Department of Defence. Under this, the
U.S. government provides military education, training and professional
development to various cadres of Nigerian military personnel. Under this policy, Nigeria is receiving $1million for foreign military grant for maintenance and sustainment of equipment and another $1 million for training, education and professional development of Nigerian military personnel this year.
The Nigerian military is also benefitting
from the Excess Defence Articles (EDA)
policy, which allows eligible countries to
receive Excess Defence Articles at a
fraction of the original cost. Already, the Nigerian Navy has procured two ‘Cat class’ combat vessels under this arrangement in 2004. Also, the Hamilton
Class High Endurance Cutter of the United States Coast Guard was decommissioned on March 29, 2011 and transferred to the Nigerian Navy as an excess defence article under the Foreign Assistance Act as NNS Thunder (F90).
This year, the Nigerian Navy is expected
to visit the United States to inspect a
new naval vessel which will be transferred to it on paying “a fraction of
the original cost” on “as it is, where is”,

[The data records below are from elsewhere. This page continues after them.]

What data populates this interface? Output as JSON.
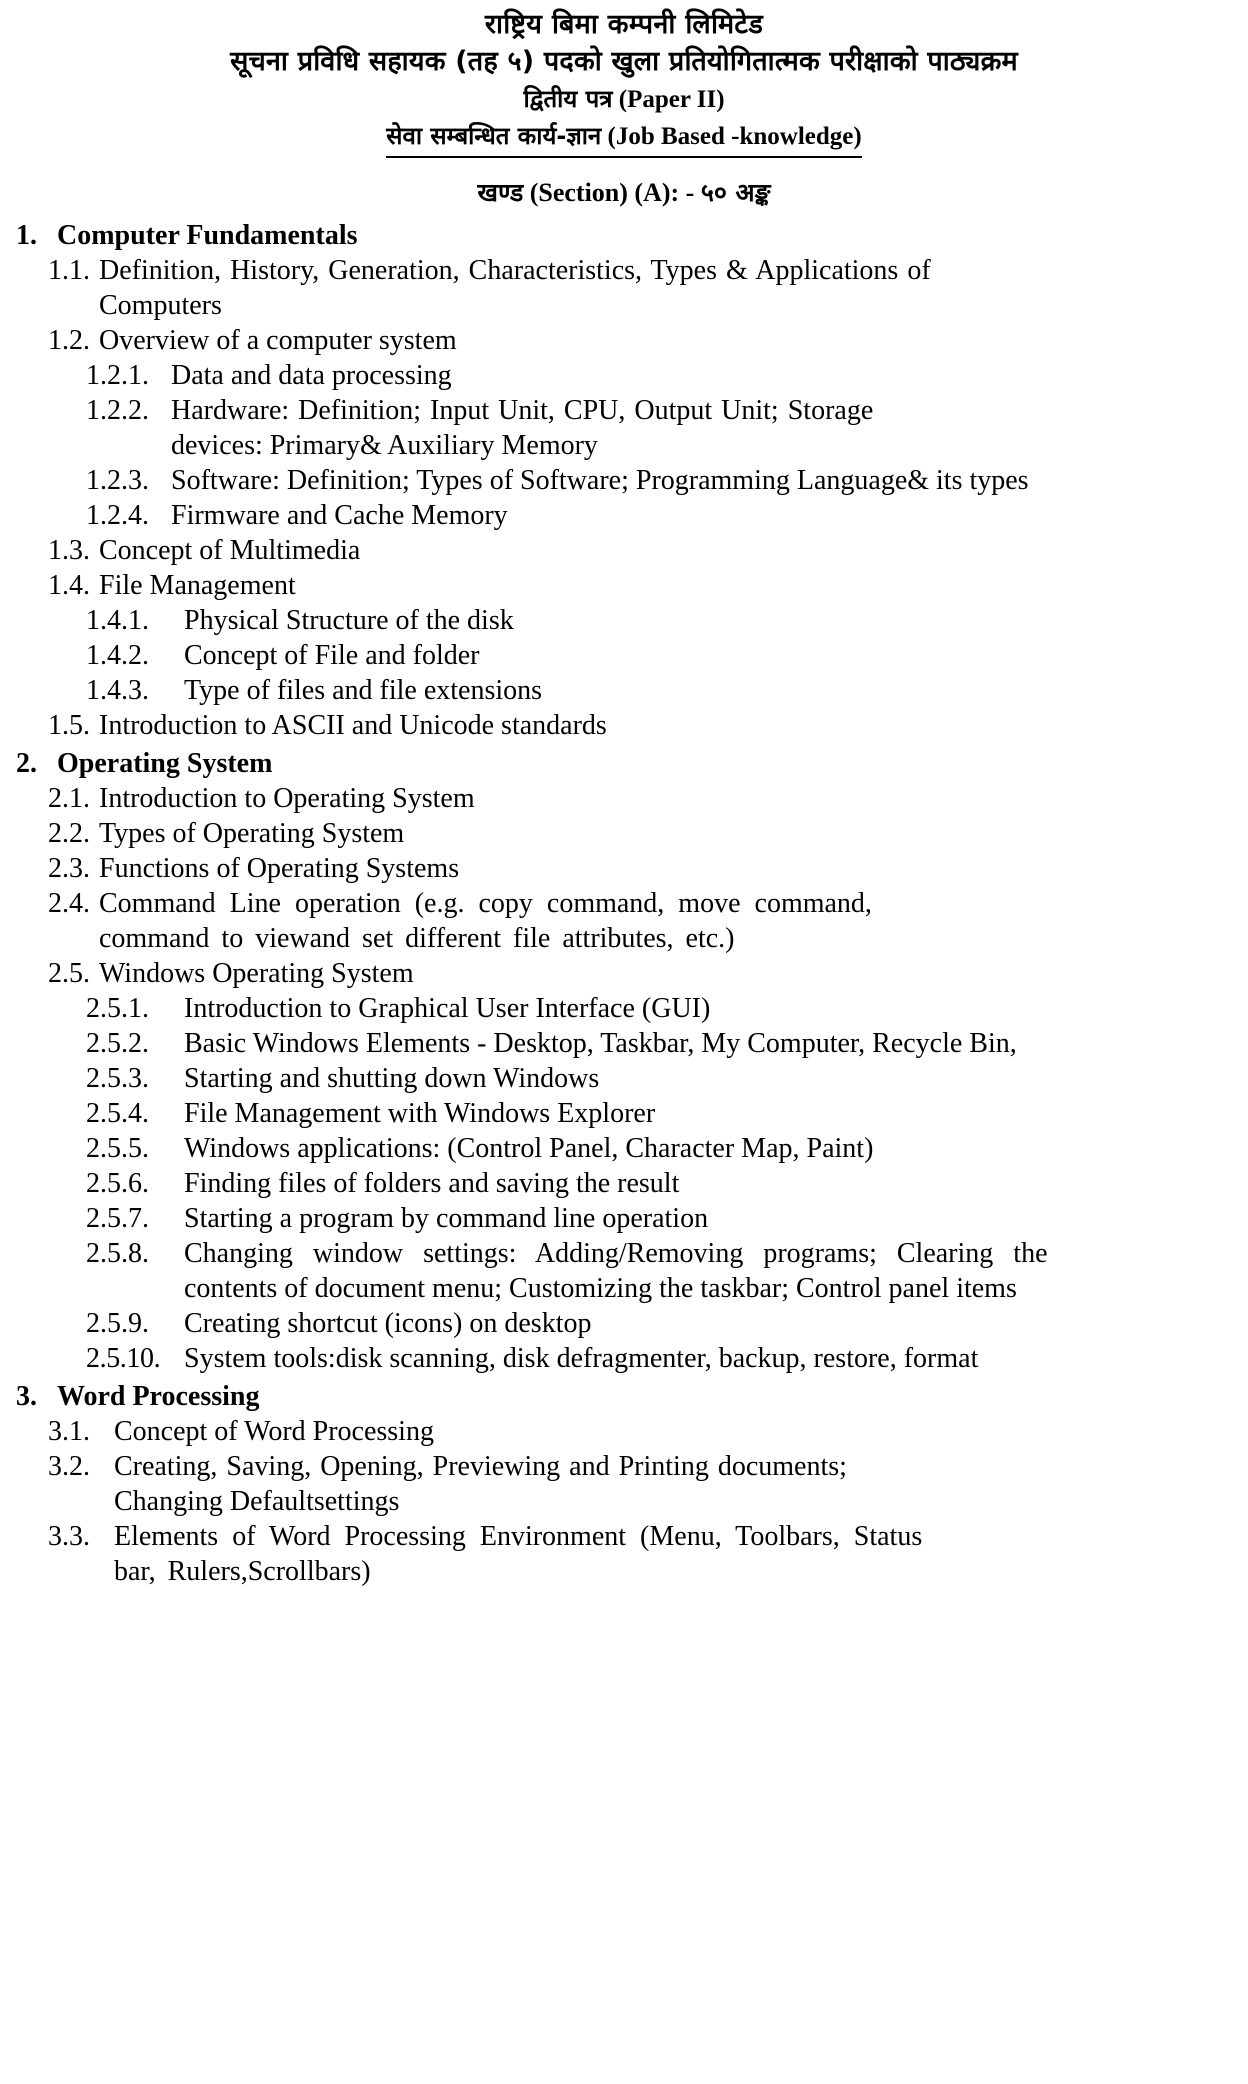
{
  "header": {
    "org_name": "राष्ट्रिय बिमा कम्पनी लिमिटेड",
    "exam_title": "सूचना प्रविधि सहायक (तह ५) पदको खुला प्रतियोगितात्मक परीक्षाको पाठ्यक्रम",
    "paper_np": "द्वितीय पत्र",
    "paper_en": "(Paper II)",
    "subject_np": "सेवा सम्बन्धित कार्य-ज्ञान",
    "subject_en": "(Job Based -knowledge)",
    "section_np_khanda": "खण्ड",
    "section_en": "(Section) (A): -",
    "section_marks_np": "५० अङ्क"
  },
  "outline": {
    "s1": {
      "num": "1.",
      "title": "Computer Fundamentals",
      "i1": {
        "num": "1.1.",
        "line1": "Definition, History, Generation, Characteristics, Types & Applications of",
        "line2": "Computers"
      },
      "i2": {
        "num": "1.2.",
        "text": "Overview of a computer system"
      },
      "i2_1": {
        "num": "1.2.1.",
        "text": "Data and data processing"
      },
      "i2_2": {
        "num": "1.2.2.",
        "line1": "Hardware: Definition; Input Unit, CPU, Output Unit; Storage",
        "line2": "devices: Primary& Auxiliary Memory"
      },
      "i2_3": {
        "num": "1.2.3.",
        "text": "Software: Definition; Types of Software; Programming Language& its types"
      },
      "i2_4": {
        "num": "1.2.4.",
        "text": "Firmware and Cache Memory"
      },
      "i3": {
        "num": "1.3.",
        "text": "Concept of Multimedia"
      },
      "i4": {
        "num": "1.4.",
        "text": "File Management"
      },
      "i4_1": {
        "num": "1.4.1.",
        "text": "Physical Structure of the disk"
      },
      "i4_2": {
        "num": "1.4.2.",
        "text": "Concept of File and folder"
      },
      "i4_3": {
        "num": "1.4.3.",
        "text": "Type of files and file extensions"
      },
      "i5": {
        "num": "1.5.",
        "text": "Introduction to ASCII and Unicode standards"
      }
    },
    "s2": {
      "num": "2.",
      "title": "Operating System",
      "i1": {
        "num": "2.1.",
        "text": "Introduction to Operating System"
      },
      "i2": {
        "num": "2.2.",
        "text": "Types of Operating System"
      },
      "i3": {
        "num": "2.3.",
        "text": "Functions of Operating Systems"
      },
      "i4": {
        "num": "2.4.",
        "line1": "Command Line operation (e.g. copy command, move command,",
        "line2": "command to viewand set different file attributes, etc.)"
      },
      "i5": {
        "num": "2.5.",
        "text": "Windows Operating System"
      },
      "i5_1": {
        "num": "2.5.1.",
        "text": "Introduction to Graphical User Interface (GUI)"
      },
      "i5_2": {
        "num": "2.5.2.",
        "text": "Basic Windows Elements - Desktop, Taskbar, My Computer, Recycle Bin,"
      },
      "i5_3": {
        "num": "2.5.3.",
        "text": "Starting and shutting down Windows"
      },
      "i5_4": {
        "num": "2.5.4.",
        "text": "File Management with Windows Explorer"
      },
      "i5_5": {
        "num": "2.5.5.",
        "text": "Windows applications: (Control Panel, Character Map, Paint)"
      },
      "i5_6": {
        "num": "2.5.6.",
        "text": "Finding files of folders and saving the result"
      },
      "i5_7": {
        "num": "2.5.7.",
        "text": "Starting a program by command line operation"
      },
      "i5_8": {
        "num": "2.5.8.",
        "line1": "Changing window settings: Adding/Removing programs; Clearing the",
        "line2": "contents of document menu; Customizing the taskbar; Control panel items"
      },
      "i5_9": {
        "num": "2.5.9.",
        "text": "Creating shortcut (icons) on desktop"
      },
      "i5_10": {
        "num": "2.5.10.",
        "text": "System tools:disk scanning, disk defragmenter, backup, restore, format"
      }
    },
    "s3": {
      "num": "3.",
      "title": "Word Processing",
      "i1": {
        "num": "3.1.",
        "text": "Concept of Word Processing"
      },
      "i2": {
        "num": "3.2.",
        "line1": "Creating, Saving, Opening, Previewing and Printing documents;",
        "line2": "Changing Defaultsettings"
      },
      "i3": {
        "num": "3.3.",
        "line1": "Elements of Word Processing Environment (Menu, Toolbars, Status",
        "line2": "bar, Rulers,Scrollbars)"
      }
    }
  }
}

meaning that the Navy must pay for the cost of its transportation and refurbishment. Also, Nigeria is also benefitting from the U.S. Department of Defence funded Combating Terrorism Fellowship Programme (CTFP) which provides counter terrorism-focused education,training and professional development for African military,security and law enforcement personnel.
In addition,Nigerian battalions benefit from the U.S.Department of State managed Africa Contingency Operations Training Assistance for African battalions deploying for peacekeeping operations. Nigeria is also a major part of the U.S. Department of State’s Trans-Saharan Counter Terrorism Partnership (TSCTP)aimed at strengthening regional counterterrorism capabilities, enhance and institutionalise cooperation among the region’s security forces, counter terrorist ideology, reinforce bilateral military ties with the U.S. and promote democratic governance. It is also part of the Operation Enduring Freedom – Trans Sahara, the U.S. Department of Defence initiative for supporting the TSCTP.

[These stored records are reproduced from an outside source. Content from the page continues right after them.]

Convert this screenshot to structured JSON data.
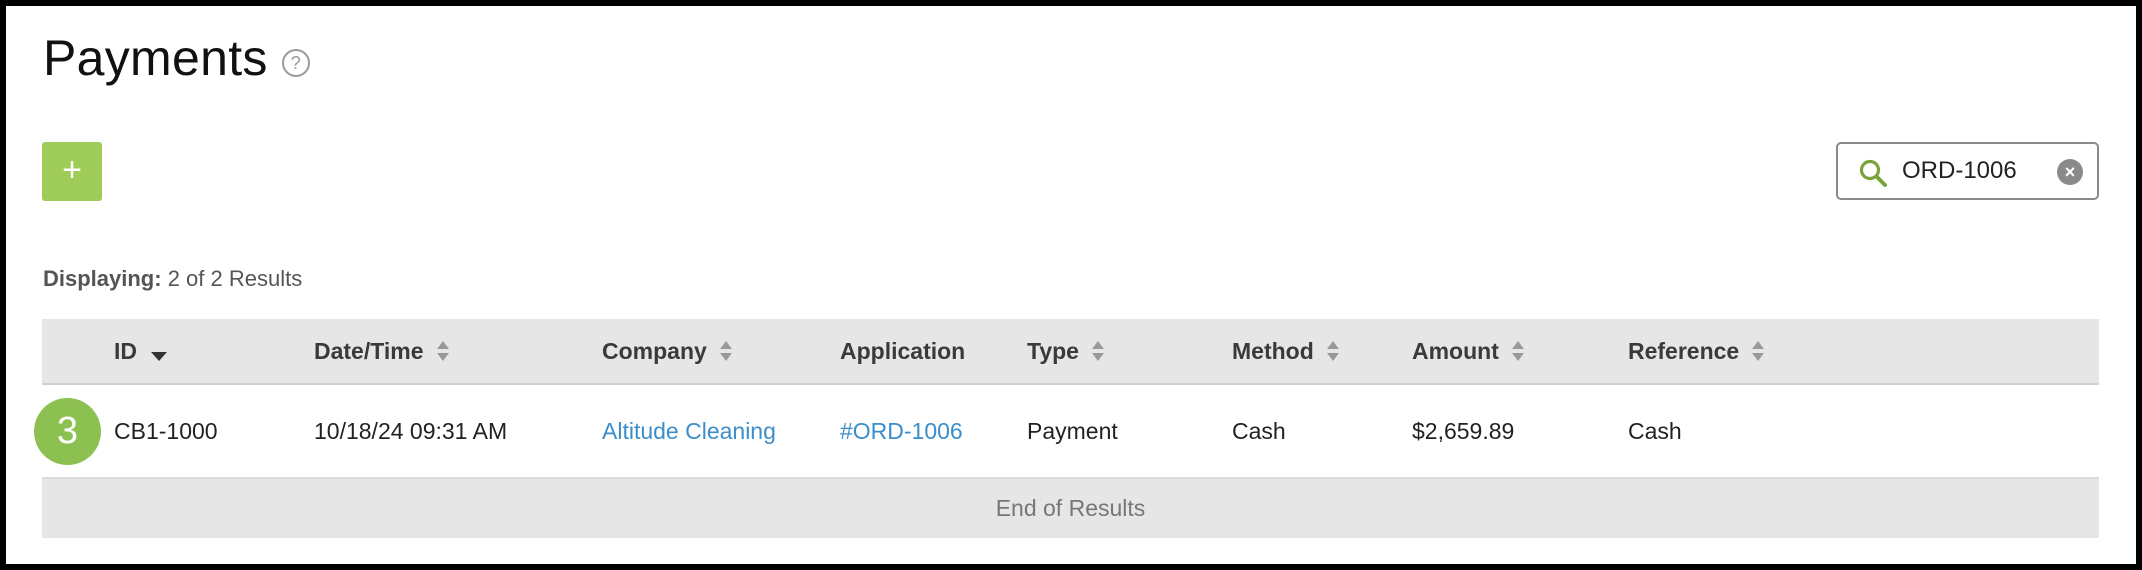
{
  "page": {
    "title": "Payments",
    "help_icon": "?"
  },
  "toolbar": {
    "add_label": "+",
    "search": {
      "value": "ORD-1006",
      "placeholder": "",
      "clear_icon": "×"
    }
  },
  "results": {
    "label": "Displaying:",
    "summary": "2 of 2 Results"
  },
  "table": {
    "columns": [
      {
        "label": "ID",
        "sort": "desc"
      },
      {
        "label": "Date/Time",
        "sort": "both"
      },
      {
        "label": "Company",
        "sort": "both"
      },
      {
        "label": "Application",
        "sort": "none"
      },
      {
        "label": "Type",
        "sort": "both"
      },
      {
        "label": "Method",
        "sort": "both"
      },
      {
        "label": "Amount",
        "sort": "both"
      },
      {
        "label": "Reference",
        "sort": "both"
      }
    ],
    "rows": [
      {
        "badge": "3",
        "id": "CB1-1000",
        "datetime": "10/18/24 09:31 AM",
        "company": "Altitude Cleaning",
        "application": "#ORD-1006",
        "type": "Payment",
        "method": "Cash",
        "amount": "$2,659.89",
        "reference": "Cash"
      }
    ],
    "footer": "End of Results"
  },
  "colors": {
    "accent_green": "#9fcb58",
    "badge_green": "#8cc152",
    "link_blue": "#3a8ec9",
    "header_gray": "#e6e6e6"
  }
}
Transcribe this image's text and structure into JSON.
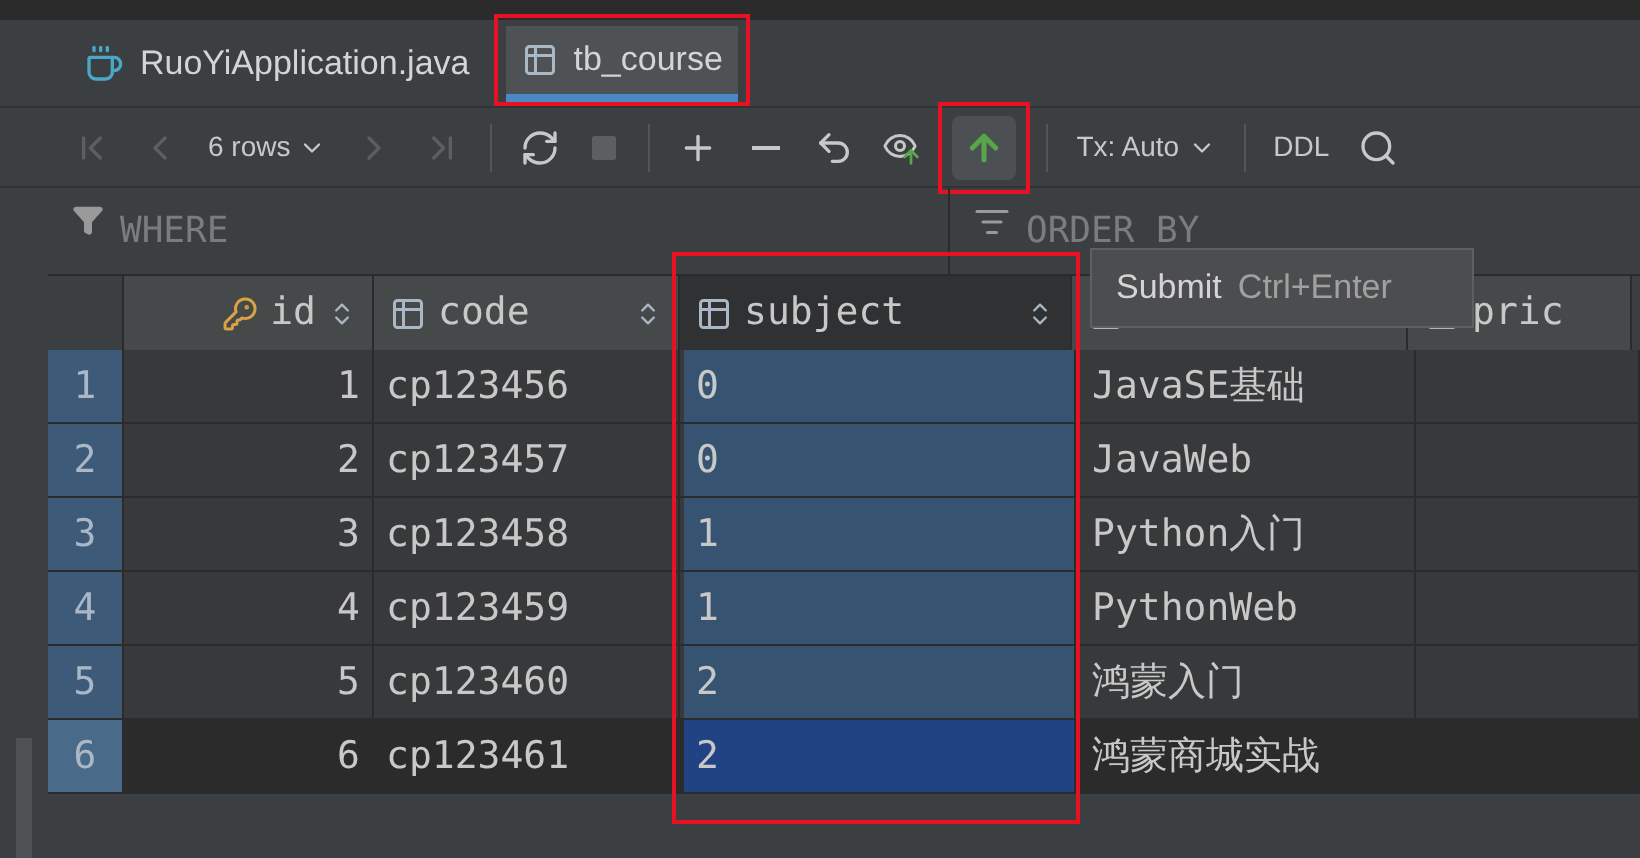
{
  "tabs": [
    {
      "kind": "java",
      "label": "RuoYiApplication.java",
      "selected": false,
      "highlighted": false
    },
    {
      "kind": "table",
      "label": "tb_course",
      "selected": true,
      "highlighted": true
    }
  ],
  "toolbar": [
    {
      "kind": "first",
      "disabled": true,
      "highlighted": false
    },
    {
      "kind": "prev",
      "disabled": true,
      "highlighted": false
    },
    {
      "kind": "rows",
      "label": "6 rows",
      "disabled": false,
      "highlighted": false
    },
    {
      "kind": "next",
      "disabled": true,
      "highlighted": false
    },
    {
      "kind": "last",
      "disabled": true,
      "highlighted": false
    },
    {
      "kind": "sep"
    },
    {
      "kind": "reload",
      "disabled": false,
      "highlighted": false
    },
    {
      "kind": "stop",
      "disabled": true,
      "highlighted": false
    },
    {
      "kind": "sep"
    },
    {
      "kind": "add",
      "disabled": false,
      "highlighted": false
    },
    {
      "kind": "remove",
      "disabled": false,
      "highlighted": false
    },
    {
      "kind": "revert",
      "disabled": false,
      "highlighted": false
    },
    {
      "kind": "preview",
      "disabled": false,
      "highlighted": false
    },
    {
      "kind": "submit",
      "disabled": false,
      "highlighted": true
    },
    {
      "kind": "sep"
    },
    {
      "kind": "tx",
      "label": "Tx: Auto",
      "disabled": false,
      "highlighted": false
    },
    {
      "kind": "sep"
    },
    {
      "kind": "ddl",
      "label": "DDL",
      "disabled": false,
      "highlighted": false
    },
    {
      "kind": "search",
      "disabled": false,
      "highlighted": false
    }
  ],
  "filter": {
    "where": "WHERE",
    "order_by": "ORDER BY"
  },
  "tooltip": {
    "label": "Submit",
    "shortcut": "Ctrl+Enter"
  },
  "table": {
    "columns": [
      {
        "kind": "key",
        "label": "id",
        "sortable": true,
        "selected": false,
        "highlighted": false
      },
      {
        "kind": "plain",
        "label": "code",
        "sortable": true,
        "selected": false,
        "highlighted": false
      },
      {
        "kind": "plain",
        "label": "subject",
        "sortable": true,
        "selected": true,
        "highlighted": true
      },
      {
        "kind": "plain",
        "selected": false,
        "highlighted": false
      },
      {
        "kind": "plain",
        "label": "pric",
        "sortable": false,
        "selected": false,
        "highlighted": false
      }
    ],
    "rows": [
      {
        "number": "1",
        "current": false,
        "cells": [
          "1",
          "cp123456",
          "0",
          "JavaSE基础"
        ]
      },
      {
        "number": "2",
        "current": false,
        "cells": [
          "2",
          "cp123457",
          "0",
          "JavaWeb"
        ]
      },
      {
        "number": "3",
        "current": false,
        "cells": [
          "3",
          "cp123458",
          "1",
          "Python入门"
        ]
      },
      {
        "number": "4",
        "current": false,
        "cells": [
          "4",
          "cp123459",
          "1",
          "PythonWeb"
        ]
      },
      {
        "number": "5",
        "current": false,
        "cells": [
          "5",
          "cp123460",
          "2",
          "鸿蒙入门"
        ]
      },
      {
        "number": "6",
        "current": true,
        "cells": [
          "6",
          "cp123461",
          "2",
          "鸿蒙商城实战"
        ]
      }
    ]
  }
}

These military based activities foster regionally focused collaboration and communication among the sub-region’s security forces and develop and strengthen counterterrorism and border security capacities. And towards enhancing sub regional security, Nigeria is benefitting from the U.S. initiatives on military information sharing, communications system interoperability, joint, combines and
multi-national exercises enhancing cooperation, airlift and logistical support for troops and military services and provision of ground and aviation training and maintenance support.

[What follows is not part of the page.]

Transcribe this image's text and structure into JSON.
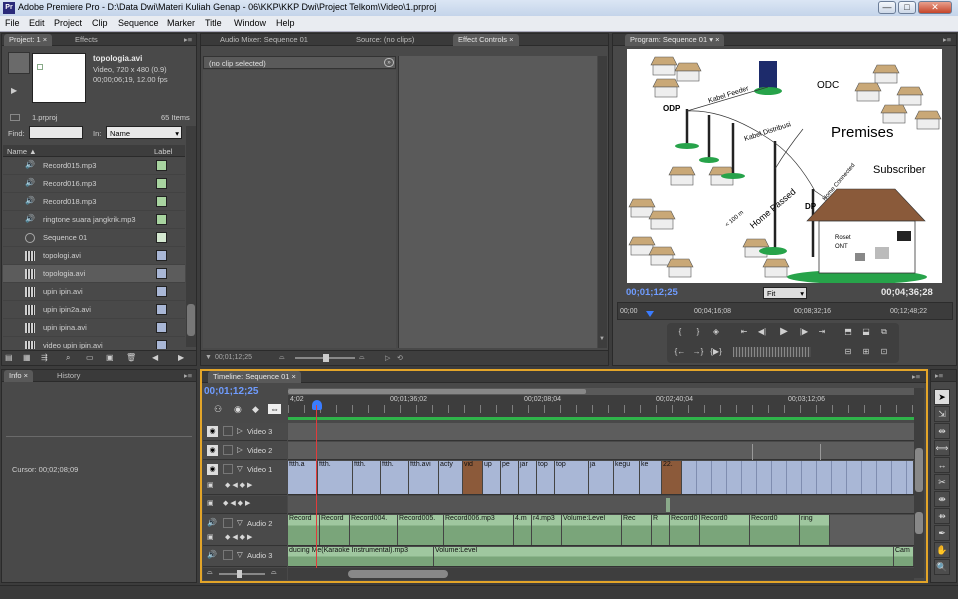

Apart from the implementation of the
U.S. President’s Emergency Programme
for AIDS Relief, there are also contact
visits and exchanges of legal, medical
chaplain personnel of the two militaries.
Nigeria also participates in joint exercises between the U.S. and other
African militaries including the sea-based Obangame Express. It was held this year in Cameroon. Apart from helping to promote counter-terrorism capability, it helps in improving maritime domain awareness and maritime interdiction operations.
Nigeria has received U.S. security
assistance through the Anti-Terrorism
Assistance programme and the
International Narcotics Control and Law
Enforcement (INCLE) programme. In the
year 2009, a total of $720,000 was provided for assistance through the INCLE programme while in the year 2010, the Obama administration requested for $2 million INCLE funding for Nigeria.
A top Nigerian defence official told The
Guardian, that “based on the scope of the military cooperation, any thought that it would be negatively affected by some unavoidable mistakes in the war against the Boko Haram alone is misplaced. Such thoughts fly against the norm. Remember, though the Nigerian military is fighting the war against terror, against groups linked to Al Qaeda here in Nigeria;they are actually helping the U.S. to fight its enemy. Yes, mistakes may have been made here and there in Nigeria’s fight against the Boko Haram sect and other criminal activities. But they do not yet warrant such suspension of cooperation.It may take a major deliberate threat by the Nigerian military against U.S. interests for such a weighty decision to be quickly taken.”